What different pleasures, benefits, and challenges does each category offer a reader in our time?  How were they received in their own time and by periods following their publication?

For what different purposes are these types of literature written?

What can we learn from reading across these different categories of literature?

What different readers might be attracted to the different categories?

Which balance of categories, is most appropriate for a college literature class like ours?  What about other literature classrooms?

As usual in an essay like this, do a lot of comparing and contrasting from start to finish, for the sake of sparking ideas and weaving organization.

Summarize your learning experience with possible applications to research or teaching.

websites: classic, popular, and representative authors and literature; Alternative American Renaissance; Purpose of literature to entertain and instruct.

Examples from our course readings: (not exhaustive—welcome to bring in others)

“Classic” authors and texts: Dickinson; Hawthorne; Emerson; Cooper; Irving; Thoreau

“Popular” authors and texts: Irving, Poe, Cooper, Stowe; you may also refer to popular authors beyond this course.

“Representative” texts and authors: William Apess; Cherokee Memorials; Frederick Douglass; Sojourner Truth; Harriet Jacobs; Margaret Fuller; Elizabeth Cady Stanton.

*Also consider authors who combine or cross categories: Poe, Douglass, Stowe, Irving, Fuller, Cooper.

Models from 2012: scroll to B4 at 2012 final examIndex to Sample Answers; Models from 2010; Models of Essay 4 from 2008; Models of Essay 4 from 2006; Models of Essay 4 from 2004

C5. Romanticism & Realism. Compare and contrast the styles of Romanticism and Realism in 2 or 3 texts from our course. These texts may entirely represent Romanticism (e.g., The Last of the Mohicans, Ligeia) or Realism (Life in the Iron Mills, "The Wound-Dresser"), or you may examine both Romanticism and Realism in a single text (e.g., Uncle Tom's Cabin, Life in the Iron Mills, "The Wound-Dresser") or some combination of these approaches. 2 or 3 texts total required in any case.
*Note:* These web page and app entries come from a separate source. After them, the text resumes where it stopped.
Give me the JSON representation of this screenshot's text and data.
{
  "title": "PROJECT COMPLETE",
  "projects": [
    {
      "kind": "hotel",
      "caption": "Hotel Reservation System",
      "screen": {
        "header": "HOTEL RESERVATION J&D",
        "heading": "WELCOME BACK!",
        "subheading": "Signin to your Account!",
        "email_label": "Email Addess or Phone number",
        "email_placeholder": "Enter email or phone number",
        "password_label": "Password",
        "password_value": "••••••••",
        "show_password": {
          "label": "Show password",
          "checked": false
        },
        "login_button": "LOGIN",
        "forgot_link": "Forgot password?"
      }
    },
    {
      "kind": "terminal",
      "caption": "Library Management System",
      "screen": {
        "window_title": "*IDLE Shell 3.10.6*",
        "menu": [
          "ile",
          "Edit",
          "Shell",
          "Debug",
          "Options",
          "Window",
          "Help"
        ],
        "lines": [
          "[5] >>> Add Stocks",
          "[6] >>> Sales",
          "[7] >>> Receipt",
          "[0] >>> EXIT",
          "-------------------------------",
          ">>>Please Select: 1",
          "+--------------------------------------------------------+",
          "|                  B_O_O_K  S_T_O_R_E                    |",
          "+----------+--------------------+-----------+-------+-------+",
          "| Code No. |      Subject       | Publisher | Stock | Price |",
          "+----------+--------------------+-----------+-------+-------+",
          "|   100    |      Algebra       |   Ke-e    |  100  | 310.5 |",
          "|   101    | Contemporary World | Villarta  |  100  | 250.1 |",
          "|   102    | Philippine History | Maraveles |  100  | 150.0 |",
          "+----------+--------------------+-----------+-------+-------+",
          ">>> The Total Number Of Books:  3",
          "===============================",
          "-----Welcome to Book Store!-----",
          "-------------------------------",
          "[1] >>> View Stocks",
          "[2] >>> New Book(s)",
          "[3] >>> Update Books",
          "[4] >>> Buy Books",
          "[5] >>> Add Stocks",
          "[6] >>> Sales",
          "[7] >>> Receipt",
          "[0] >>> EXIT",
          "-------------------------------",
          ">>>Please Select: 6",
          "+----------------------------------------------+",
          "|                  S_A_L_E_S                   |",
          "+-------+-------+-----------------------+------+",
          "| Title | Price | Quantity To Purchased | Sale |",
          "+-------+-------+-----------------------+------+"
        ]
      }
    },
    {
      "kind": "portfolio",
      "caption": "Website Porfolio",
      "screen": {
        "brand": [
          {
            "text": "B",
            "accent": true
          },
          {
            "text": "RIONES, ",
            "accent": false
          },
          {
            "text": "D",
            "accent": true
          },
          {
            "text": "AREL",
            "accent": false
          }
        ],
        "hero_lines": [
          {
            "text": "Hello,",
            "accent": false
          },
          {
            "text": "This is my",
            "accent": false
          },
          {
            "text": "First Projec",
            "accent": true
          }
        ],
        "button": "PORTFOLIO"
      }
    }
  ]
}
Essential term websites: Romanticism; Realism

Models from American Renaissance 2013: Briana Perry, Elevated Romanticism, Blunt Realism; Mickey Thames, Romantic Sentiments in a Realistic World; Kayla Davis, The Realities of Romanticism

Models from American Renaissance 2015: Sarah Hurt, Romanticism as an Aid for Realism; Michael McDonald, Hawkeye vs Hugh: The Battle Between What Is Real & What We Wish Was

C6. Other options for Essay C: Combine two or more topics above into a single essay—but please indicate which topic choices are involved and how and why you're connecting the topics.

Grading criteria:

Surface competence / readability: An occasional careless error won't kill your grade, given time pressures, but repeated or chronic errors are remarked and factored. If you have trouble with spelling, word endings, punctuation, etc., get help from a mentor or tutor (ask them to explain help).

Content: Use, explain, and apply course terms as defined primarily by course term-links; refer frequently to objectives and texts.

Thematic organization & unity: emphasize central themes of your essay. Connect parts of essay to form a unified whole. Use transitions. Organize paragraphs with topic sentences. (Helpful websites: unity, continuity, and transition; Thesis, topic sentences, transition.)

The best exams use terms, themes, and objectives recognizable from class meetings, demonstrate understanding of terms and objectives with quick working definitions and application to examples from texts, while also extending and refreshing common materials with the student's own language, examples, and analyses of shared texts.

Lesser exams talk about the texts but ignore terms and objectives. Students write what they would have said before starting the course. Instructor thinks, "You could have written this without taking the course." Don't make me write this!